##### Exercise data

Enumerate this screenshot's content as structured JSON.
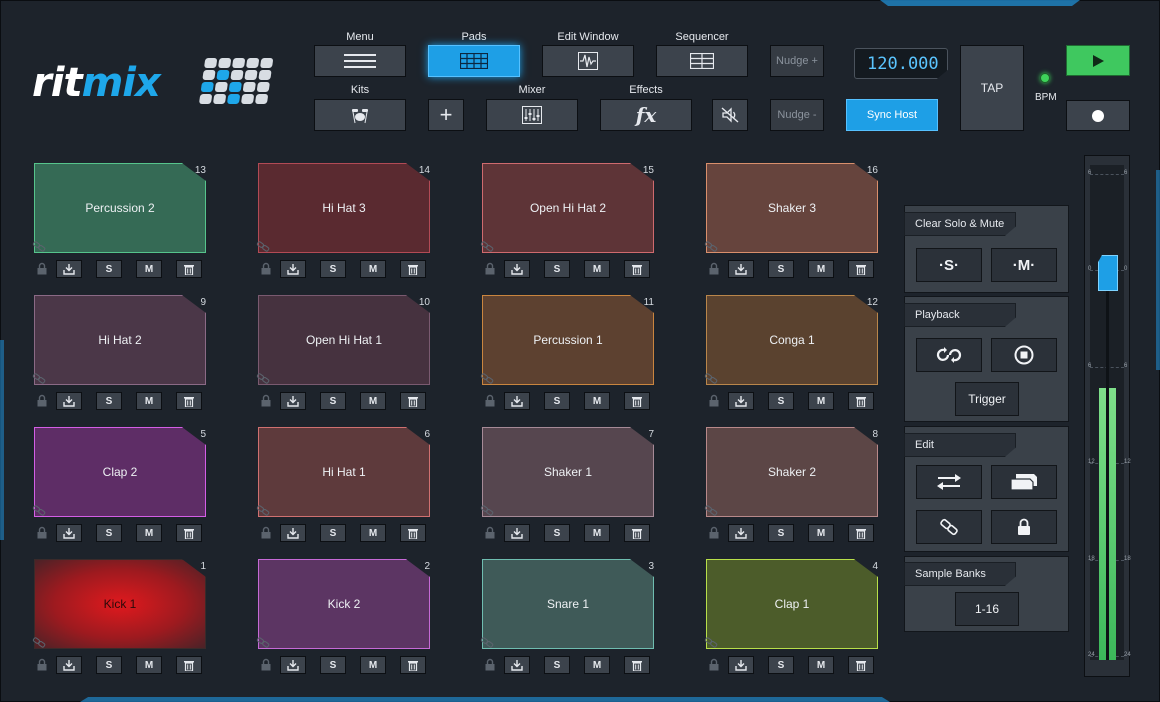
{
  "logo": {
    "text_white": "rit",
    "text_blue": "mix"
  },
  "toolbar": {
    "menu": {
      "label": "Menu",
      "icon": "hamburger-icon"
    },
    "pads": {
      "label": "Pads",
      "icon": "pad-grid-icon"
    },
    "edit_window": {
      "label": "Edit Window",
      "icon": "waveform-icon"
    },
    "sequencer": {
      "label": "Sequencer",
      "icon": "sequencer-grid-icon"
    },
    "kits": {
      "label": "Kits",
      "icon": "drum-kit-icon"
    },
    "mixer": {
      "label": "Mixer",
      "icon": "mixer-icon"
    },
    "effects": {
      "label": "Effects",
      "icon_text": "fx"
    },
    "add_glyph": "+",
    "nudge_plus": "Nudge +",
    "nudge_minus": "Nudge -",
    "sync_host": "Sync Host",
    "bpm_value": "120.000",
    "tap": "TAP",
    "bpm_label": "BPM"
  },
  "colors": {
    "accent": "#1e9fe6",
    "play": "#3fc85f"
  },
  "pads": [
    {
      "num": "13",
      "name": "Percussion 2",
      "bg": "#356a55",
      "border": "#56c48c"
    },
    {
      "num": "14",
      "name": "Hi Hat 3",
      "bg": "#5a2a30",
      "border": "#b24a55"
    },
    {
      "num": "15",
      "name": "Open Hi Hat 2",
      "bg": "#5e3437",
      "border": "#cf6a6e"
    },
    {
      "num": "16",
      "name": "Shaker 3",
      "bg": "#66443d",
      "border": "#d98f6c"
    },
    {
      "num": "9",
      "name": "Hi Hat 2",
      "bg": "#4b3748",
      "border": "#8b6a86"
    },
    {
      "num": "10",
      "name": "Open Hi Hat 1",
      "bg": "#46323f",
      "border": "#7a5a70"
    },
    {
      "num": "11",
      "name": "Percussion 1",
      "bg": "#5d4130",
      "border": "#c9853f"
    },
    {
      "num": "12",
      "name": "Conga 1",
      "bg": "#5a422f",
      "border": "#b9864b"
    },
    {
      "num": "5",
      "name": "Clap 2",
      "bg": "#5e2d66",
      "border": "#d45ee6"
    },
    {
      "num": "6",
      "name": "Hi Hat 1",
      "bg": "#5e3a3c",
      "border": "#d07070"
    },
    {
      "num": "7",
      "name": "Shaker 1",
      "bg": "#56464f",
      "border": "#a68a97"
    },
    {
      "num": "8",
      "name": "Shaker 2",
      "bg": "#5c4646",
      "border": "#b8898a"
    },
    {
      "num": "1",
      "name": "Kick 1",
      "bg": "#b51a1f",
      "border": "#3a2a2a",
      "text_color": "#2a0a0a"
    },
    {
      "num": "2",
      "name": "Kick 2",
      "bg": "#5c3563",
      "border": "#c66ad6"
    },
    {
      "num": "3",
      "name": "Snare 1",
      "bg": "#3f5a58",
      "border": "#6fbdb0"
    },
    {
      "num": "4",
      "name": "Clap 1",
      "bg": "#4c5c2a",
      "border": "#b8df4a"
    }
  ],
  "pad_controls": {
    "solo": "S",
    "mute": "M"
  },
  "right_panel": {
    "clear_solo_mute": {
      "title": "Clear Solo & Mute",
      "solo": "·S·",
      "mute": "·M·"
    },
    "playback": {
      "title": "Playback",
      "trigger": "Trigger"
    },
    "edit": {
      "title": "Edit"
    },
    "sample_banks": {
      "title": "Sample Banks",
      "value": "1-16"
    }
  },
  "meter": {
    "ticks": [
      "6",
      "0",
      "6",
      "12",
      "18",
      "24"
    ],
    "level_fraction": 0.55,
    "fader_label": "0"
  }
}
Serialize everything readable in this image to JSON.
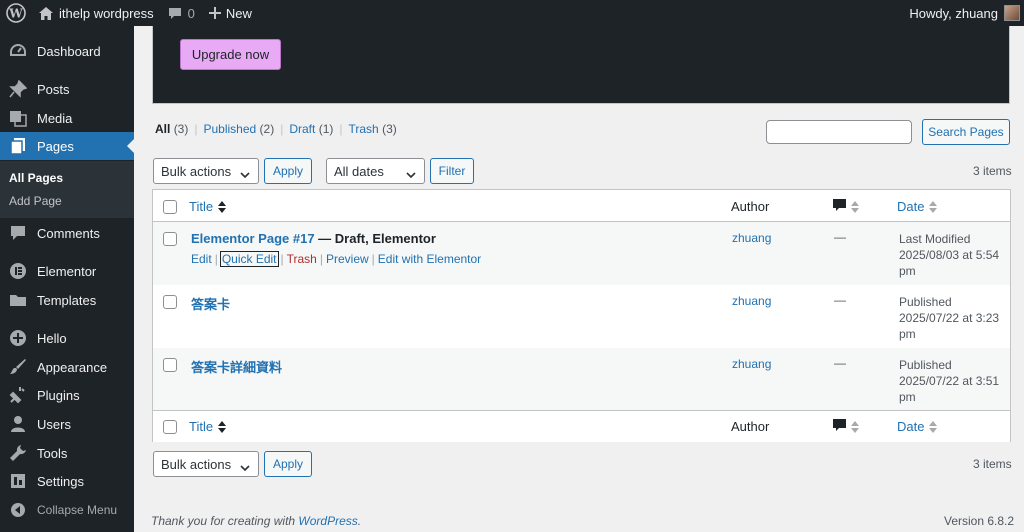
{
  "adminbar": {
    "site_name": "ithelp wordpress",
    "comments_count": "0",
    "new_label": "New",
    "howdy": "Howdy, zhuang"
  },
  "sidebar": {
    "items": [
      {
        "label": "Dashboard",
        "icon": "dashboard-icon"
      },
      {
        "label": "Posts",
        "icon": "pin-icon"
      },
      {
        "label": "Media",
        "icon": "media-icon"
      },
      {
        "label": "Pages",
        "icon": "pages-icon"
      },
      {
        "label": "Comments",
        "icon": "comment-icon"
      },
      {
        "label": "Elementor",
        "icon": "elementor-icon"
      },
      {
        "label": "Templates",
        "icon": "folder-icon"
      },
      {
        "label": "Hello",
        "icon": "plus-circle-icon"
      },
      {
        "label": "Appearance",
        "icon": "brush-icon"
      },
      {
        "label": "Plugins",
        "icon": "plug-icon"
      },
      {
        "label": "Users",
        "icon": "user-icon"
      },
      {
        "label": "Tools",
        "icon": "wrench-icon"
      },
      {
        "label": "Settings",
        "icon": "settings-icon"
      }
    ],
    "submenu": [
      "All Pages",
      "Add Page"
    ],
    "collapse_label": "Collapse Menu"
  },
  "banner": {
    "upgrade_label": "Upgrade now"
  },
  "filters": {
    "all": "All",
    "all_count": "(3)",
    "published": "Published",
    "published_count": "(2)",
    "draft": "Draft",
    "draft_count": "(1)",
    "trash": "Trash",
    "trash_count": "(3)"
  },
  "search": {
    "button_label": "Search Pages",
    "value": ""
  },
  "toolbar": {
    "bulk_actions": "Bulk actions",
    "apply": "Apply",
    "all_dates": "All dates",
    "filter": "Filter",
    "items_count": "3 items"
  },
  "table": {
    "columns": {
      "title": "Title",
      "author": "Author",
      "date": "Date"
    },
    "rows": [
      {
        "title": "Elementor Page #17",
        "state": " — Draft, Elementor",
        "author": "zhuang",
        "comments": "—",
        "date_status": "Last Modified",
        "date_line1": "2025/08/03 at 5:54",
        "date_line2": "pm"
      },
      {
        "title": "答案卡",
        "state": "",
        "author": "zhuang",
        "comments": "—",
        "date_status": "Published",
        "date_line1": "2025/07/22 at 3:23",
        "date_line2": "pm"
      },
      {
        "title": "答案卡詳細資料",
        "state": "",
        "author": "zhuang",
        "comments": "—",
        "date_status": "Published",
        "date_line1": "2025/07/22 at 3:51",
        "date_line2": "pm"
      }
    ],
    "row_actions": {
      "edit": "Edit",
      "quick_edit": "Quick Edit",
      "trash": "Trash",
      "preview": "Preview",
      "edit_elementor": "Edit with Elementor",
      "sep": "|"
    }
  },
  "footer": {
    "thanks_prefix": "Thank you for creating with ",
    "thanks_link": "WordPress",
    "thanks_suffix": ".",
    "version": "Version 6.8.2"
  },
  "colors": {
    "accent": "#2271b1",
    "sidebar_bg": "#1d2327",
    "upgrade_bg": "#e8a9f5",
    "trash": "#b32d2e"
  }
}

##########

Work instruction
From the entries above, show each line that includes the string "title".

Task response
      "title": "Clear Solo & Mute",
      "title": "Playback",
      "title": "Edit"
      "title": "Sample Banks",
      "title": "Title",
        "title": "Elementor Page #17",
        "title": "答案卡",
        "title": "答案卡詳細資料",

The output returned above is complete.